TASK
Scan the records below. List lines holding "time".

MATERIAL PROVIDED
-- Opening Marker --

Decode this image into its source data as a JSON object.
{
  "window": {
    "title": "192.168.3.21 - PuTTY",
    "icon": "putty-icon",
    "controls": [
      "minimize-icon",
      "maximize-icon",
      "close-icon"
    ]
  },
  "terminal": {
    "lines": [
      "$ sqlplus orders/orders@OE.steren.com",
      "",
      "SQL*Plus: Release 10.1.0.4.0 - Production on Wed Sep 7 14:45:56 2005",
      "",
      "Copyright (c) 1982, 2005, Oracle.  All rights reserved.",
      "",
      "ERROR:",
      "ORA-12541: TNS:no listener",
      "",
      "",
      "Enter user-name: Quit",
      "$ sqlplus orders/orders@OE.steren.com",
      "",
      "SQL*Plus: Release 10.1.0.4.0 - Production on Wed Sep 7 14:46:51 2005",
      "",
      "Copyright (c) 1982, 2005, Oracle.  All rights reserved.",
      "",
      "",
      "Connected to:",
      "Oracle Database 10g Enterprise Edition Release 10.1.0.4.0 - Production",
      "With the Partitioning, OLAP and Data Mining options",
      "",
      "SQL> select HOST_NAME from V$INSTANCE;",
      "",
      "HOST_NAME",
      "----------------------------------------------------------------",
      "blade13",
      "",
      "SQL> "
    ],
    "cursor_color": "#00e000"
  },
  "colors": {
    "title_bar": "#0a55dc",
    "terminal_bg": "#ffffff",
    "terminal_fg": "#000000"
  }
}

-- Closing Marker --
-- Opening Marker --

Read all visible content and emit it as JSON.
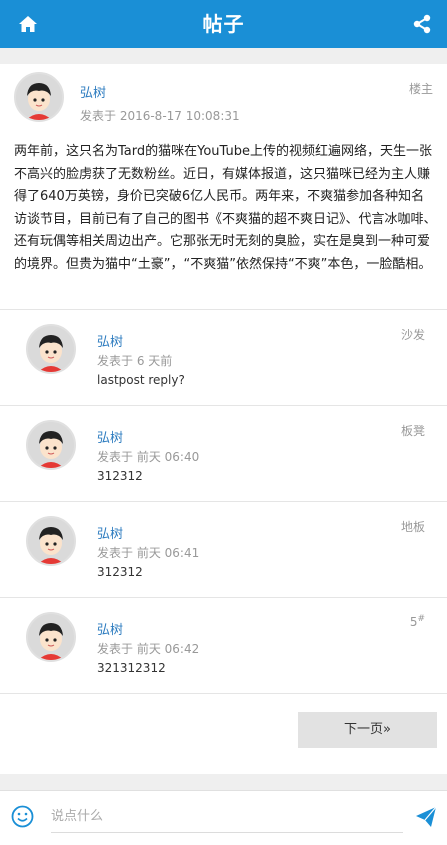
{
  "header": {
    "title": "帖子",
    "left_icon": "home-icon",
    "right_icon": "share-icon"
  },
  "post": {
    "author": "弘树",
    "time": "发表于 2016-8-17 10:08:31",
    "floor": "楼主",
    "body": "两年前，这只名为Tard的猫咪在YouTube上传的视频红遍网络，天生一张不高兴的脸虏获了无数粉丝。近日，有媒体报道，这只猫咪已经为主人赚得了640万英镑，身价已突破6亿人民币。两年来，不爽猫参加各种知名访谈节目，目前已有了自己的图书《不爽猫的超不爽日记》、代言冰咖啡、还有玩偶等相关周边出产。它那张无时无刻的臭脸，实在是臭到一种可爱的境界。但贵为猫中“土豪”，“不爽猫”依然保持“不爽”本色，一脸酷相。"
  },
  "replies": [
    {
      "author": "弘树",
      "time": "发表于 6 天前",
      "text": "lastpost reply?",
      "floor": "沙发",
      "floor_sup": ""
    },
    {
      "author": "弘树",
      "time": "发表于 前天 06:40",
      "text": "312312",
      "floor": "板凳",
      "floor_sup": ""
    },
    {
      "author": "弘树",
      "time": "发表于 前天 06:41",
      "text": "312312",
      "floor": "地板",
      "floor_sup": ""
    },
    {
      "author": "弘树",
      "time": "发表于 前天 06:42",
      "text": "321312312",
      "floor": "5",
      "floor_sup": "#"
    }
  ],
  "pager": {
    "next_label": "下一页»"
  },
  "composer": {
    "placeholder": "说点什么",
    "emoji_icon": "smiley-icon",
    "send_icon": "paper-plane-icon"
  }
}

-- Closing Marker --

OUTPUT FOR THIS EXERCISE
    "time": "发表于 2016-8-17 10:08:31",
      "time": "发表于 6 天前",
      "time": "发表于 前天 06:40",
      "time": "发表于 前天 06:41",
      "time": "发表于 前天 06:42",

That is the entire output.